Johnson further stated that the council’s consideration of the matter started when a citizen came before the council.
“It started with a request brought by one individual with problems that could have and should have been solved by the legal system,” he said. “With a revised ordinance, even those dogs trained to stay on their own property must be physically with their owners,” which Johnson said punished owners who have trained their pets to remain on their own property when allowed outdoors. He questioned whether small dogs that accompany their owners away from home by being carried in totes would also be subject to the 8-foot leash requirement. Johnson stated that he agreed with a statement made at a previous meeting by Council member Larry Van Alstine that leashing is just something responsible dog owners do.
“I agree wholeheartedly and agree with that in most instances,” he said. “My dog, however, is trained to stay on his property.
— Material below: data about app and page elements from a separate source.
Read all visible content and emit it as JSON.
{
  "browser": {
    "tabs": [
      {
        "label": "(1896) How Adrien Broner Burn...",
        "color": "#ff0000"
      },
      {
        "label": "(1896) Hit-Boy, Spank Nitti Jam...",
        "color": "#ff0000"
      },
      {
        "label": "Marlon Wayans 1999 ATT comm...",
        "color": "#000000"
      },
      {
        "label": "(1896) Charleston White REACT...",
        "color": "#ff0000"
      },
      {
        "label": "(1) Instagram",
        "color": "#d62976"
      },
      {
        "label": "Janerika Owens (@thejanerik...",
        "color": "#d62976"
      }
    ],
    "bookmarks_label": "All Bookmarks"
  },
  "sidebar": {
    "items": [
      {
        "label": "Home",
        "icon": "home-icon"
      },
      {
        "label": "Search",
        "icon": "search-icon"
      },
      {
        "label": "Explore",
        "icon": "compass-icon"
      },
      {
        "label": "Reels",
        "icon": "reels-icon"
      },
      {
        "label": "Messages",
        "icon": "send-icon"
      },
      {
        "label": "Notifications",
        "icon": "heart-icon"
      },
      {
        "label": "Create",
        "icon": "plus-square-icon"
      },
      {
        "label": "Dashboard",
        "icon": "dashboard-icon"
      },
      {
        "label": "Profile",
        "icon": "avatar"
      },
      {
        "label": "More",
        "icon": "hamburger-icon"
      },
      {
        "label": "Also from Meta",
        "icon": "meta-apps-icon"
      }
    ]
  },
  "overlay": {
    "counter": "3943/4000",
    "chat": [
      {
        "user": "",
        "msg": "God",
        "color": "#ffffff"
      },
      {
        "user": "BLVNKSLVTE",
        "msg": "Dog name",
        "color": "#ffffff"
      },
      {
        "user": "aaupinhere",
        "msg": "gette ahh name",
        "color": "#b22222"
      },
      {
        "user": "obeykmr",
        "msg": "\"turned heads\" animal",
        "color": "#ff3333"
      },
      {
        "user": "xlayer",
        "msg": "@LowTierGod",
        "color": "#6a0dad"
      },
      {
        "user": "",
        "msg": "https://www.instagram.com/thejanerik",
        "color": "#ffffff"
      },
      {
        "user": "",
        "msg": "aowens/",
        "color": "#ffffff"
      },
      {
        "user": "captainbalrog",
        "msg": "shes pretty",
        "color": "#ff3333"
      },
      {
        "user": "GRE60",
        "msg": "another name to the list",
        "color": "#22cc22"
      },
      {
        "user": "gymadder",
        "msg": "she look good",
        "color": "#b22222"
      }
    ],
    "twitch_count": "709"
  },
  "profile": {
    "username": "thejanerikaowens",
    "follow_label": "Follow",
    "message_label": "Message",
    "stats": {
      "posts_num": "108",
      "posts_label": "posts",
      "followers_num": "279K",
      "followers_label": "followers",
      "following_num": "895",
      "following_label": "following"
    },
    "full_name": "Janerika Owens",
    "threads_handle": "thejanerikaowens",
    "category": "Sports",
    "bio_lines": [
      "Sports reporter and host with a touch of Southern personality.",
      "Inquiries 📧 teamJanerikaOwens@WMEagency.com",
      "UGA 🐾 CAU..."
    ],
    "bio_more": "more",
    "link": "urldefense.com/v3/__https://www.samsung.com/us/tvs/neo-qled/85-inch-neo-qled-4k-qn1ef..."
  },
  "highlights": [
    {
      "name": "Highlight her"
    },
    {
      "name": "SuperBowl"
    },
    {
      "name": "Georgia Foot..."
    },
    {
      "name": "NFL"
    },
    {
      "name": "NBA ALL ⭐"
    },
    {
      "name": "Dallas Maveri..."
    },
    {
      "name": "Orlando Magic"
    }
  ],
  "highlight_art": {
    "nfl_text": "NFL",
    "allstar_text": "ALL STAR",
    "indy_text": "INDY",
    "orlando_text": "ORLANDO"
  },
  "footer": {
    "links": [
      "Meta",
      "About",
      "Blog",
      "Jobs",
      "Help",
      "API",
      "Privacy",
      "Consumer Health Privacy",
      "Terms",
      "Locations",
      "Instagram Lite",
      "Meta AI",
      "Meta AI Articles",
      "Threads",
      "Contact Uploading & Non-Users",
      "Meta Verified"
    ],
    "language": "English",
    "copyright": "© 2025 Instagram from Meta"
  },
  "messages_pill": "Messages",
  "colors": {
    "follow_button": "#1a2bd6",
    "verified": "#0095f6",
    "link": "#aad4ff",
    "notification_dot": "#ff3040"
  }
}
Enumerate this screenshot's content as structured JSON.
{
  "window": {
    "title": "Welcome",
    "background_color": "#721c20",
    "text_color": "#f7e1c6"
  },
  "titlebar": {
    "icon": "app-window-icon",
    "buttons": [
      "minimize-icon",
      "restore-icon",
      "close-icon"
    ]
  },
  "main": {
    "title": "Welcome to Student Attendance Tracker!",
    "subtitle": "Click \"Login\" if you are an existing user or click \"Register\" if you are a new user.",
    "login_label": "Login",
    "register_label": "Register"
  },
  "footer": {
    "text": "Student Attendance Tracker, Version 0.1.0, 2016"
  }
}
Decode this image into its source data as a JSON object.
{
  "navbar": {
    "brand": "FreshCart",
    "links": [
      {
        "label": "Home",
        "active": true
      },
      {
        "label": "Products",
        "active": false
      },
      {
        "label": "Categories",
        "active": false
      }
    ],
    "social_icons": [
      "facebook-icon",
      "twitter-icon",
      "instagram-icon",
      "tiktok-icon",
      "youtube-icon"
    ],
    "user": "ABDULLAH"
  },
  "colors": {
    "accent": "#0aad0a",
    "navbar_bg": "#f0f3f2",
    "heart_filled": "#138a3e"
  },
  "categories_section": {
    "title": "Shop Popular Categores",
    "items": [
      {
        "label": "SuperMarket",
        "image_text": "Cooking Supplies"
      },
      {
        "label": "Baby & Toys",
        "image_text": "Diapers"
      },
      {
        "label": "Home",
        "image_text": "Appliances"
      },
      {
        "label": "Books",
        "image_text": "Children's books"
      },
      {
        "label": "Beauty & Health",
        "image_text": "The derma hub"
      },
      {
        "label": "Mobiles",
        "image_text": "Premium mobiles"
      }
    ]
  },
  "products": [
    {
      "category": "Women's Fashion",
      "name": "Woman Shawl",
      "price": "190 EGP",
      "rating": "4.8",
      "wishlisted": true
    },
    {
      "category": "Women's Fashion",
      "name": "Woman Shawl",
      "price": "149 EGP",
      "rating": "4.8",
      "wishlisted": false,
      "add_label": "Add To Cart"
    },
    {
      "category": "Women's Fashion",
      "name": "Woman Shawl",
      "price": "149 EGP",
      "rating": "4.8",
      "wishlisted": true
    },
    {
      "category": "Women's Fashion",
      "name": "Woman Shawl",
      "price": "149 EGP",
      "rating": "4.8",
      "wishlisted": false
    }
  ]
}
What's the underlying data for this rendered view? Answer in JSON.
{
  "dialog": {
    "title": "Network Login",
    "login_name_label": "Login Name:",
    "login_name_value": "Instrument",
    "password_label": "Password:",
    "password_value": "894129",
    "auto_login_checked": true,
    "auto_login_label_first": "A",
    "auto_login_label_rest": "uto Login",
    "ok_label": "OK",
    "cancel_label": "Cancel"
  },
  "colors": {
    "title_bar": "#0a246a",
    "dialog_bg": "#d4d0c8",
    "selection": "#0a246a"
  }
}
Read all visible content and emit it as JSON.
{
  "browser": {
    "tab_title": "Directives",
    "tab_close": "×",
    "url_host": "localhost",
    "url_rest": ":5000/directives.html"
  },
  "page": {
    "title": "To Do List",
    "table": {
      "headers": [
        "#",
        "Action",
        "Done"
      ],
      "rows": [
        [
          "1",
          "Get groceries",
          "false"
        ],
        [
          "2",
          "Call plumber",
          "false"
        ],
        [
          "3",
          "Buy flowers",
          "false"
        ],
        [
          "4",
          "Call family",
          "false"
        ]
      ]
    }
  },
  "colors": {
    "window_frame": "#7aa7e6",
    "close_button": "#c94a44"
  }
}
Whenever anything is going on outside he will stop at the sidewalks.” Johnson also noted that the Tecumseh Police Department has received few complaints regarding the issue. “If we need to address the dangerous dogs part of the ordinance, then we should do that, but we do not need to punish dogs and dog owners for what a small part of the population does,” he said.
Johnson again voted no when the ordinance came up for adoption under new business, and was joined by council members Gary Naugle, Mayor Harvey Schmidt, and Pat Housekeeper, with the mayor commenting that he’d had some reconsideration after hearing council member Johnson’s comments. Tecumseh City Manager Kevin Welch said that the matter is now over unless the council members choose to bring it back in the future.
The council members also met earlier Monday night in their capacity as Tecumseh’s Brownfield Redevelopment Authority (BRA) to learn more about what might be expected of them if the authority is called upon to assist Consolidated Biscuit Company, which anticipates relocating in the former Tecumseh Products facility. James Harless, Ph.D. of Soil and Materials Engineers, took the members through some of the technical aspects of what the BRA could be asked to do, including developing Tax Increment Financing for the project. The group was later approved to act as a consultant to the BRA. Harless said the consultants would walk the BRA group through the first one, if the CBC project goes forward and they are called upon. Welch said, “We could not do this without retaining one of these services. There is no way we could do this without somebody with that type of knowledge in place.”
In other business, the council members:
• Heard a report from Welch that the city received grant funds for Maumee Street work for a 50 percent match of the $250,000 project, leading to the industrial section of Tecumseh near the proposed CBC plant. He said the city also has listed the street as a high priority project that might be eligible for the other half of the money through stimulus funds.
• Approved an amendment to the Cemetery Ordinance which would close Brookside Cemetery between the hours of dusk and 5 a.m.
• Approved a bid from MKD Enterprises of Onsted for grinding and removal of the city’s brush pile, which includes logs. The city has allowed some residents to come and cut from the logs, but needs help with the base pieces. Streets Superintendent Duaine Wells said the city can no longer keep a pile and it is necessary to get rid of several years’ accumulation.
• Approved the 2009-2010 road salt contract, which is required to be done in March, with prices to be determined at a later date through a cooperative purchasing contract.
• Approved Strategic Plan goals for Economic Development, Quality of Life, Sustaining and Improving Infrastructure, and Maintaining Tax Base and Housing Values.
• Appointed Miller, Canfield, Paddock and Stone of Detroit as Brownfield project attorneys.
• Authorized the establishment of a new fund titled Tecumseh Brownfield Redevelopment Authority Fund to better track finances designated for specific business transactions that could be conducted.
• Approved the purchase of a back-up generator for the Tecumseh Emergency Services Department for a total of $36,950, with the city’s portion to be $5,714. Insurance would pay for the rest due to a fire to the generator.